Md. Ashraf Ali Khan Khasru, MP, Honourable State Minister, Ministry of Social Welfare (MoSW)
The current government is working continuously to implement programs that support disabled people and improve their lives and livelihoods. One such program is the provision of a monthly allowance of BDT 850 to insolvent persons with disabilities. Additionally, students with disabilities are receiving stipends based on their grades at the primary, secondary, and tertiary levels of education. This is a significant initiative by the government. Other programs include providing cochlear implants facility at government hospitals across the country and the inclusion of children with disabilities in mainstream schools.
Unfortunately, good initiatives are often hindered by unscrupulous practices. For example, the program to establish special schools for children with disabilities and enroll functioning private special schools under MPO has been disrupted due to unethical actions by interested parties. The number of students in special schools, according to statistics, does not match the national statistics. As a result, this program has been interrupted.
Budget is not a major obstacle. However, transparency, accountability, and sincerity are necessary to achieve this. We must prevent opportunists from corrupting the system. It is important for all stakeholders to ensure that the allocated budget is used properly. Other stakeholders should support the government in educating citizens about these issues through seminars and advertisements.
- Increase the overall budget allocation for people with disabilities.
- The budget should reflect the inclusive policies of the government to protect the rights of people with disabilities.
- Ensure the proper use of the allocated budget.
- Allocate budget for organizations of persons with disabilities.
- The allowance for persons with disabilities in Bangladesh should be increased in accordance with increase in per capita income.
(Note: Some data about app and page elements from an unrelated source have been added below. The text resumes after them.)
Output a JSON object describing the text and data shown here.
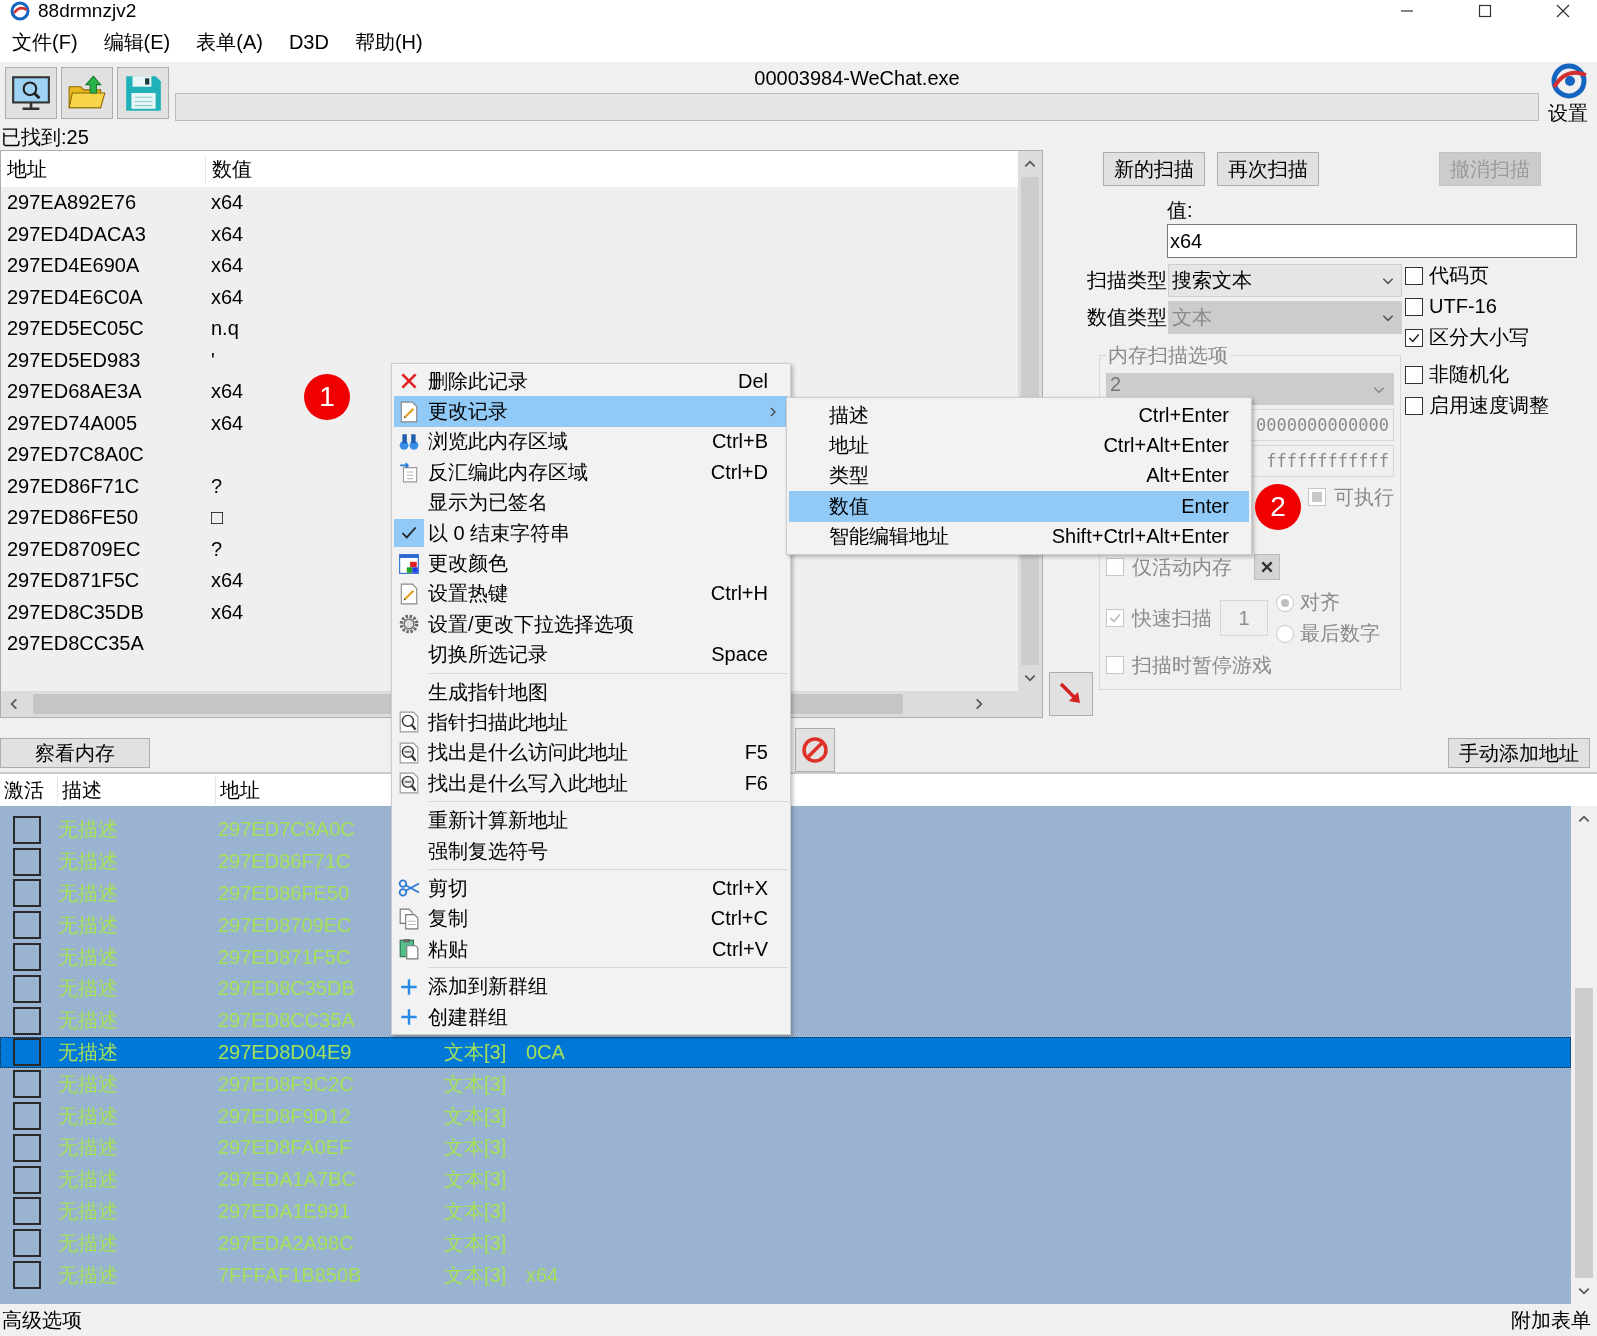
{
  "window": {
    "title": "88drmnzjv2"
  },
  "menu_bar": [
    "文件(F)",
    "编辑(E)",
    "表单(A)",
    "D3D",
    "帮助(H)"
  ],
  "toolbar": {
    "process": "00003984-WeChat.exe",
    "settings_label": "设置"
  },
  "found_count": "已找到:25",
  "found_list": {
    "columns": [
      "地址",
      "数值"
    ],
    "rows": [
      {
        "address": "297EA892E76",
        "value": "x64"
      },
      {
        "address": "297ED4DACA3",
        "value": "x64"
      },
      {
        "address": "297ED4E690A",
        "value": "x64"
      },
      {
        "address": "297ED4E6C0A",
        "value": "x64"
      },
      {
        "address": "297ED5EC05C",
        "value": "n.q"
      },
      {
        "address": "297ED5ED983",
        "value": "'"
      },
      {
        "address": "297ED68AE3A",
        "value": "x64"
      },
      {
        "address": "297ED74A005",
        "value": "x64"
      },
      {
        "address": "297ED7C8A0C"
      },
      {
        "address": "297ED86F71C",
        "value": "?"
      },
      {
        "address": "297ED86FE50",
        "value": "□"
      },
      {
        "address": "297ED8709EC",
        "value": "?"
      },
      {
        "address": "297ED871F5C",
        "value": "x64"
      },
      {
        "address": "297ED8C35DB",
        "value": "x64"
      },
      {
        "address": "297ED8CC35A"
      }
    ]
  },
  "scan": {
    "buttons": [
      {
        "label": "新的扫描",
        "disabled": false
      },
      {
        "label": "再次扫描",
        "disabled": false
      },
      {
        "label": "撤消扫描",
        "disabled": true
      }
    ],
    "value_label": "值:",
    "value": "x64",
    "selects": [
      {
        "label": "扫描类型",
        "value": "搜索文本",
        "disabled": false
      },
      {
        "label": "数值类型",
        "value": "文本",
        "disabled": true
      }
    ],
    "options": [
      {
        "label": "代码页",
        "checked": false
      },
      {
        "label": "UTF-16",
        "checked": false
      },
      {
        "label": "区分大小写",
        "checked": true
      },
      {
        "label": "非随机化",
        "checked": false
      },
      {
        "label": "启用速度调整",
        "checked": false
      }
    ],
    "memory": {
      "title": "内存扫描选项",
      "region": "2",
      "start": "0000000000000",
      "stop": "ffffffffffff",
      "executable": {
        "label": "可执行",
        "indeterminate": true
      },
      "active_only": {
        "label": "仅活动内存",
        "checked": false
      },
      "fast_scan": {
        "label": "快速扫描",
        "checked": true,
        "value": "1"
      },
      "alignment": [
        {
          "label": "对齐",
          "selected": true
        },
        {
          "label": "最后数字",
          "selected": false
        }
      ],
      "pause": {
        "label": "扫描时暂停游戏",
        "checked": false
      }
    }
  },
  "actions": {
    "view_memory": "察看内存",
    "add_address": "手动添加地址"
  },
  "address_list": {
    "columns": [
      "激活",
      "描述",
      "地址"
    ],
    "rows": [
      {
        "active": false,
        "description": "无描述",
        "address": "297ED7C8A0C",
        "selected": true,
        "focused": false
      },
      {
        "active": false,
        "description": "无描述",
        "address": "297ED86F71C",
        "selected": true,
        "focused": false
      },
      {
        "active": false,
        "description": "无描述",
        "address": "297ED86FE50",
        "selected": true,
        "focused": false
      },
      {
        "active": false,
        "description": "无描述",
        "address": "297ED8709EC",
        "selected": true,
        "focused": false
      },
      {
        "active": false,
        "description": "无描述",
        "address": "297ED871F5C",
        "selected": true,
        "focused": false
      },
      {
        "active": false,
        "description": "无描述",
        "address": "297ED8C35DB",
        "selected": true,
        "focused": false
      },
      {
        "active": false,
        "description": "无描述",
        "address": "297ED8CC35A",
        "selected": true,
        "focused": false
      },
      {
        "active": false,
        "description": "无描述",
        "address": "297ED8D04E9",
        "type": "文本[3]",
        "value": "0CA",
        "selected": true,
        "focused": true
      },
      {
        "active": false,
        "description": "无描述",
        "address": "297ED8F9C2C",
        "type": "文本[3]",
        "selected": true,
        "focused": false
      },
      {
        "active": false,
        "description": "无描述",
        "address": "297ED8F9D12",
        "type": "文本[3]",
        "selected": true,
        "focused": false
      },
      {
        "active": false,
        "description": "无描述",
        "address": "297ED8FA0EF",
        "type": "文本[3]",
        "selected": true,
        "focused": false
      },
      {
        "active": false,
        "description": "无描述",
        "address": "297EDA1A7BC",
        "type": "文本[3]",
        "selected": true,
        "focused": false
      },
      {
        "active": false,
        "description": "无描述",
        "address": "297EDA1E991",
        "type": "文本[3]",
        "selected": true,
        "focused": false
      },
      {
        "active": false,
        "description": "无描述",
        "address": "297EDA2A98C",
        "type": "文本[3]",
        "selected": true,
        "focused": false
      },
      {
        "active": false,
        "description": "无描述",
        "address": "7FFFAF1B850B",
        "type": "文本[3]",
        "value": "x64",
        "selected": true,
        "focused": false
      }
    ]
  },
  "context_menu": {
    "sections": [
      [
        {
          "label": "删除此记录",
          "shortcut": "Del",
          "selected": false,
          "checked": false
        },
        {
          "label": "更改记录",
          "submenu": true,
          "selected": true,
          "checked": false
        },
        {
          "label": "浏览此内存区域",
          "shortcut": "Ctrl+B",
          "selected": false,
          "checked": false
        },
        {
          "label": "反汇编此内存区域",
          "shortcut": "Ctrl+D",
          "selected": false,
          "checked": false
        },
        {
          "label": "显示为已签名",
          "selected": false,
          "checked": false
        },
        {
          "label": "以 0 结束字符串",
          "selected": false,
          "checked": true
        },
        {
          "label": "更改颜色",
          "selected": false,
          "checked": false
        },
        {
          "label": "设置热键",
          "shortcut": "Ctrl+H",
          "selected": false,
          "checked": false
        },
        {
          "label": "设置/更改下拉选择选项",
          "selected": false,
          "checked": false
        },
        {
          "label": "切换所选记录",
          "shortcut": "Space",
          "selected": false,
          "checked": false
        }
      ],
      [
        {
          "label": "生成指针地图",
          "selected": false,
          "checked": false
        },
        {
          "label": "指针扫描此地址",
          "selected": false,
          "checked": false
        },
        {
          "label": "找出是什么访问此地址",
          "shortcut": "F5",
          "selected": false,
          "checked": false
        },
        {
          "label": "找出是什么写入此地址",
          "shortcut": "F6",
          "selected": false,
          "checked": false
        }
      ],
      [
        {
          "label": "重新计算新地址",
          "selected": false,
          "checked": false
        },
        {
          "label": "强制复选符号",
          "selected": false,
          "checked": false
        }
      ],
      [
        {
          "label": "剪切",
          "shortcut": "Ctrl+X",
          "selected": false,
          "checked": false
        },
        {
          "label": "复制",
          "shortcut": "Ctrl+C",
          "selected": false,
          "checked": false
        },
        {
          "label": "粘贴",
          "shortcut": "Ctrl+V",
          "selected": false,
          "checked": false
        }
      ],
      [
        {
          "label": "添加到新群组",
          "selected": false,
          "checked": false
        },
        {
          "label": "创建群组",
          "selected": false,
          "checked": false
        }
      ]
    ]
  },
  "submenu": {
    "items": [
      {
        "label": "描述",
        "shortcut": "Ctrl+Enter",
        "selected": false
      },
      {
        "label": "地址",
        "shortcut": "Ctrl+Alt+Enter",
        "selected": false
      },
      {
        "label": "类型",
        "shortcut": "Alt+Enter",
        "selected": false
      },
      {
        "label": "数值",
        "shortcut": "Enter",
        "selected": true
      },
      {
        "label": "智能编辑地址",
        "shortcut": "Shift+Ctrl+Alt+Enter",
        "selected": false
      }
    ]
  },
  "annotations": [
    "1",
    "2"
  ],
  "status_bar": {
    "left": "高级选项",
    "right": "附加表单"
  }
}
- Direct interaction between persons with disabilities and the government is necessary to assess their needs and understand their current situation.
- Caregivers for persons with disabilities should be given an allowance by the government.
- The severity of disability should be mentioned on the smart card.
- The relevant ministries, departments, and directorates must work together to mainstream persons with disabilities by allocating ministry-wise budget.
- The upcoming budget should include skill development training facilities for people with disabilities to ensure quality education and employment opportunities for them.